§ **Exercise**: Check every line of the data for the word "they", and copy those that have it.

####################

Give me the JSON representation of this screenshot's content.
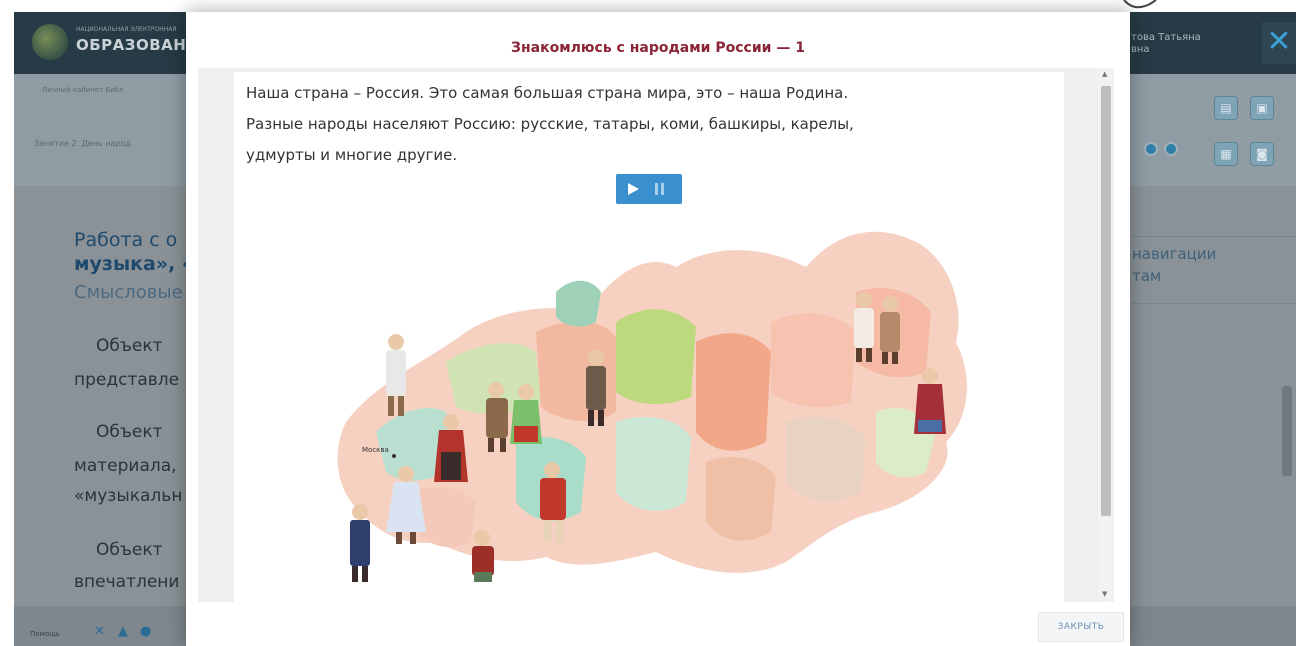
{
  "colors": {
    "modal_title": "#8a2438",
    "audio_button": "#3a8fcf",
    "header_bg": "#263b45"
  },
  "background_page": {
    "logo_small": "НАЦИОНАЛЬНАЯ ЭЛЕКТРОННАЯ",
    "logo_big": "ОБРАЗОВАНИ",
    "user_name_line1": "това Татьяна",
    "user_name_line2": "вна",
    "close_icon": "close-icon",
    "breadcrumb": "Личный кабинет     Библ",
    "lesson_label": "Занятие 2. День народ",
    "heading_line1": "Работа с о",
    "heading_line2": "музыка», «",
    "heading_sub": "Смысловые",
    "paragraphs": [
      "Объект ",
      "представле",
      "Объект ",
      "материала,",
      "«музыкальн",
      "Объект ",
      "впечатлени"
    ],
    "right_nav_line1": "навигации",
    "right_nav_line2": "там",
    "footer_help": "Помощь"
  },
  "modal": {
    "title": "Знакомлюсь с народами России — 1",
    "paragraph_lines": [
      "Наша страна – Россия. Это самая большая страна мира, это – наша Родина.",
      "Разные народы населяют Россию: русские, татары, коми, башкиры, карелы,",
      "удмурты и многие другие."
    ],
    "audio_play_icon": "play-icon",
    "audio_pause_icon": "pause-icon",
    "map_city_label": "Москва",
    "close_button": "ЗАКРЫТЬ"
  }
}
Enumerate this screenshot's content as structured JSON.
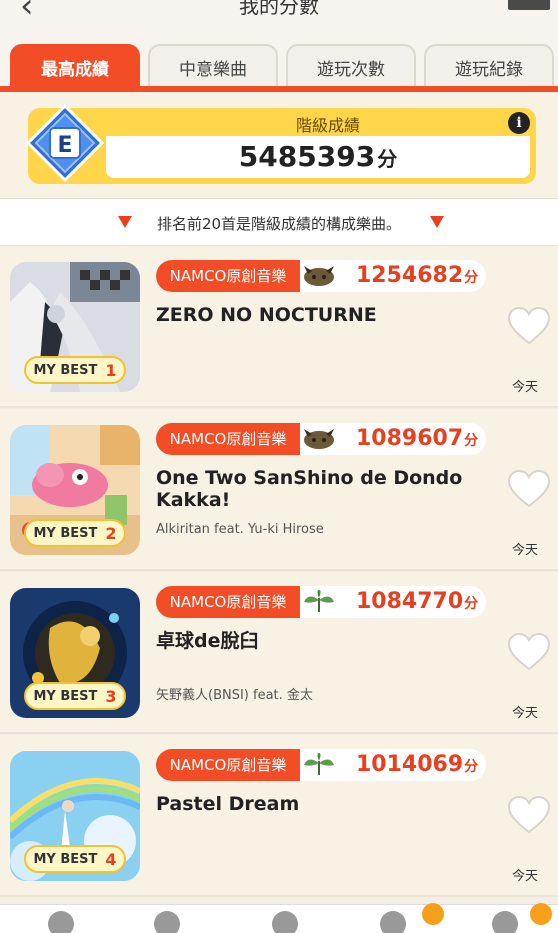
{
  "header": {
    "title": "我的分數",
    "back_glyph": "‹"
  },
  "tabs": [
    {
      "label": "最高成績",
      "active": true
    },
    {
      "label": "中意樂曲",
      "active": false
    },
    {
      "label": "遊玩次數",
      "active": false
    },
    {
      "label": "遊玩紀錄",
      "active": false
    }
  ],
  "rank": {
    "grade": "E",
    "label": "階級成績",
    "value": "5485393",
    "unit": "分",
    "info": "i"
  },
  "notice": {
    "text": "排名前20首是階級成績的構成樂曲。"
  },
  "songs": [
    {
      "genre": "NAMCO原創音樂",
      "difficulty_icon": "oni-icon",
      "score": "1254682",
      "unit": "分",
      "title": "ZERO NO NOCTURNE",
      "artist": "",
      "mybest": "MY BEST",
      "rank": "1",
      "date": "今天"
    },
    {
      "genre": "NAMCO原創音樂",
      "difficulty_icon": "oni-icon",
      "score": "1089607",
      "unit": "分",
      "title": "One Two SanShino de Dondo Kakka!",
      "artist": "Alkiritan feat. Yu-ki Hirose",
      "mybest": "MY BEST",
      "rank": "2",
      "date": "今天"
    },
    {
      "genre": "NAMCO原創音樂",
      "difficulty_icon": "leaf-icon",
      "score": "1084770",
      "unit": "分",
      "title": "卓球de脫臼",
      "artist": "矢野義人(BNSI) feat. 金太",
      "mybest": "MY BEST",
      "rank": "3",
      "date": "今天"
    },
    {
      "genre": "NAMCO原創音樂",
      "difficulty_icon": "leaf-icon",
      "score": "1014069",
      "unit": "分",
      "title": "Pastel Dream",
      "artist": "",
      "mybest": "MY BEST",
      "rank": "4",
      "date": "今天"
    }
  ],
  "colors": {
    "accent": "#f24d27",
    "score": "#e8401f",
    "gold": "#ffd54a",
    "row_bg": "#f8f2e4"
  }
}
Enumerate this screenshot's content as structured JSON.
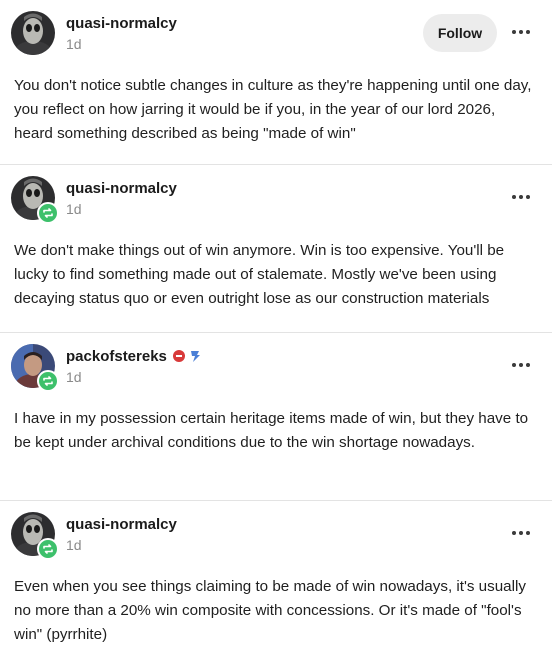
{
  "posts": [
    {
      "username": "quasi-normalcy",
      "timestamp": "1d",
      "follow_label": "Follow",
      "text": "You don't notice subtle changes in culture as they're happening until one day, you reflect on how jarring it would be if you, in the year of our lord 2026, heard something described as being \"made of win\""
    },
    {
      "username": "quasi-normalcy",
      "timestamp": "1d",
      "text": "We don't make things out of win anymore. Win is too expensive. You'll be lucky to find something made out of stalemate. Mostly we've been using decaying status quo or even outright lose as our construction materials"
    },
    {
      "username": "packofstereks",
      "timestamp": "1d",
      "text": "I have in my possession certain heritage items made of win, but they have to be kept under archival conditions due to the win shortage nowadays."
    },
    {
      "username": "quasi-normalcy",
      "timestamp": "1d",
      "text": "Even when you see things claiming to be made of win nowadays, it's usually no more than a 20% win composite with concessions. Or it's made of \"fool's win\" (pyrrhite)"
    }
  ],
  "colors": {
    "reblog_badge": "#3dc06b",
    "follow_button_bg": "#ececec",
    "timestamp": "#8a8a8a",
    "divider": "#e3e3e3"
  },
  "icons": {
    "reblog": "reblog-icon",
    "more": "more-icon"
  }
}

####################

§ **Written response**:
      "text": "You don't notice subtle changes in culture as they're happening until one day, you reflect on how jarring it would be if you, in the year of our lord 2026, heard something described as being \"made of win\""
      "text": "I have in my possession certain heritage items made of win, but they have to be kept under archival conditions due to the win shortage nowadays."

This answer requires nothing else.